Goal of the exercise
Below are records; how many of their lines contain "Margo"? Answer with only the number.

Dataset rows for apps and sites

- - - - -

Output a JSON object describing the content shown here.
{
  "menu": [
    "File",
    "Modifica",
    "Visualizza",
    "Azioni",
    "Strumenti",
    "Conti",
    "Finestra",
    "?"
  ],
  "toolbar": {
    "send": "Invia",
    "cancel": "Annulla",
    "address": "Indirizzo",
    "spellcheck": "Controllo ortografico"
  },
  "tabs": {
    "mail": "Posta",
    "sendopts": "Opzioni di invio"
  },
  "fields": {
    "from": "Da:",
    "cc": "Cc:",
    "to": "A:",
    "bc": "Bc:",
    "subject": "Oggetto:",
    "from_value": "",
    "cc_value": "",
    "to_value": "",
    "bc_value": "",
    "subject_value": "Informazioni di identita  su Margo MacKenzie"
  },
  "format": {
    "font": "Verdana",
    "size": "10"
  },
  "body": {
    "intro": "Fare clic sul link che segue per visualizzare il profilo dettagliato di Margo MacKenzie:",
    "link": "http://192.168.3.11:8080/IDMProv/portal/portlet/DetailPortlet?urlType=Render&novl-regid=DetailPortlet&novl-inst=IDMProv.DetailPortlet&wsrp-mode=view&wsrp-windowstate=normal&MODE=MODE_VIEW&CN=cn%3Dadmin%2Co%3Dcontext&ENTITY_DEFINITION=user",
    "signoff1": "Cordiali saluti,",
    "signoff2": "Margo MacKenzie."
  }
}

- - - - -

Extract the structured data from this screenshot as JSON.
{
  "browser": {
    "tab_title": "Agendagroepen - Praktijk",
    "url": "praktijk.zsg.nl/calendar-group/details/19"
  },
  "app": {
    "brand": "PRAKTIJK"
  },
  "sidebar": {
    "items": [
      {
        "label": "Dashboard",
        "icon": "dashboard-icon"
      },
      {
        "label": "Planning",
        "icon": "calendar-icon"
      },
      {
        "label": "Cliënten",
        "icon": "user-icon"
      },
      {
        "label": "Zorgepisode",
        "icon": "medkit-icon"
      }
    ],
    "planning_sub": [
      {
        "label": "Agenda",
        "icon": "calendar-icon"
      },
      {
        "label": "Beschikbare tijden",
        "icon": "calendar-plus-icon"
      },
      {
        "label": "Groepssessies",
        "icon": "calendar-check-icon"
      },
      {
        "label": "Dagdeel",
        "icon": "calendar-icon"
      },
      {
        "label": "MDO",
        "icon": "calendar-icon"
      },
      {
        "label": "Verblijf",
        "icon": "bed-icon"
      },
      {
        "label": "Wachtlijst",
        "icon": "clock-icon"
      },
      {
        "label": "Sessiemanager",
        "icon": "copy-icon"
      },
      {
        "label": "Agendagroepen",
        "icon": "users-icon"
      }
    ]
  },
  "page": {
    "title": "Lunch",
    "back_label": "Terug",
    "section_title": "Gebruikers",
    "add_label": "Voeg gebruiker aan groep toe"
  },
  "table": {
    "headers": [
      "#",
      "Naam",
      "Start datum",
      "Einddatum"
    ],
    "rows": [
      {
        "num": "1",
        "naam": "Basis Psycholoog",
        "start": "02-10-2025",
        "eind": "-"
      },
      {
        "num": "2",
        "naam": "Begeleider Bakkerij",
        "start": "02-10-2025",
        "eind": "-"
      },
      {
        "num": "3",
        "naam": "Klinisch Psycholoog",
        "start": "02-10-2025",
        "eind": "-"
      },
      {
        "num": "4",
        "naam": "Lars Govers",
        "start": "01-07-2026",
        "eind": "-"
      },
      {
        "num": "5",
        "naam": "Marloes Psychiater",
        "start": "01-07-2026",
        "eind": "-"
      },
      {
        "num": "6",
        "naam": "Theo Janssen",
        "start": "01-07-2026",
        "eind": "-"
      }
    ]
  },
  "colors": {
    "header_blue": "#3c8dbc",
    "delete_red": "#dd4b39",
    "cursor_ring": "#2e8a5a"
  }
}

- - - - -

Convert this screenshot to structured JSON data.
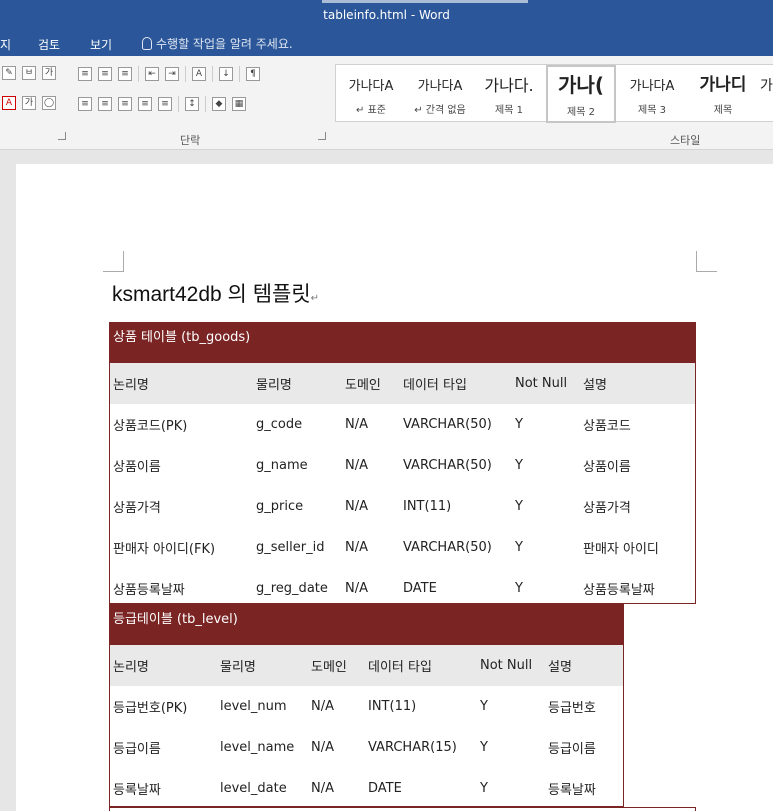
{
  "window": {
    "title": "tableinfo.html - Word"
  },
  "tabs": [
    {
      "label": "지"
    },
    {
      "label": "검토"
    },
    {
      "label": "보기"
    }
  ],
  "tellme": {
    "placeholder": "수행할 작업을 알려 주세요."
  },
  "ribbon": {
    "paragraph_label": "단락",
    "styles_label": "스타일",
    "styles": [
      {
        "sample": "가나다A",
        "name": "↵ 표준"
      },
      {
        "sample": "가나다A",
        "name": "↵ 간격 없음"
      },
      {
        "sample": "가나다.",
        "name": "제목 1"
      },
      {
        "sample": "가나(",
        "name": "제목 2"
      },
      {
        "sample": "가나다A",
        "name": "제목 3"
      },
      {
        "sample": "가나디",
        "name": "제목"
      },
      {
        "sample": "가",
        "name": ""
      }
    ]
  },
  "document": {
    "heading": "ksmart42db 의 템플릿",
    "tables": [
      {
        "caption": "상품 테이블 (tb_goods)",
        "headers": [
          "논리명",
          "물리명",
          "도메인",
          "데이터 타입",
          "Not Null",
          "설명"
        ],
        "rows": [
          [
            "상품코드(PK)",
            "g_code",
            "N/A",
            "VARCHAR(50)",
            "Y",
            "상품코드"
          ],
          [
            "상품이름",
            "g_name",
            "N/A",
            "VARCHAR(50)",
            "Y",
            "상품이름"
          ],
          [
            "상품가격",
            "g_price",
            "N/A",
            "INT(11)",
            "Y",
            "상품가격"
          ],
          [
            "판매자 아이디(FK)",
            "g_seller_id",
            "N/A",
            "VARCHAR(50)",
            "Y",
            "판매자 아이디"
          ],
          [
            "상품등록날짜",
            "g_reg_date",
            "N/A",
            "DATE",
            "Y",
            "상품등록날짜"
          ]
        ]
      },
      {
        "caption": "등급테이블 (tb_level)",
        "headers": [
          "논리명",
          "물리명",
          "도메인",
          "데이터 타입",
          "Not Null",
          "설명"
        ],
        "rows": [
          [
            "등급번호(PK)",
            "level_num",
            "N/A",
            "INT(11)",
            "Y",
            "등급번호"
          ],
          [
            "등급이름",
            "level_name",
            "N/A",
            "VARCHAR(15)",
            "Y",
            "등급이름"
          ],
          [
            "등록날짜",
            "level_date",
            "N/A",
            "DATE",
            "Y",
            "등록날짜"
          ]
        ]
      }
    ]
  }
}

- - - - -

Solution
3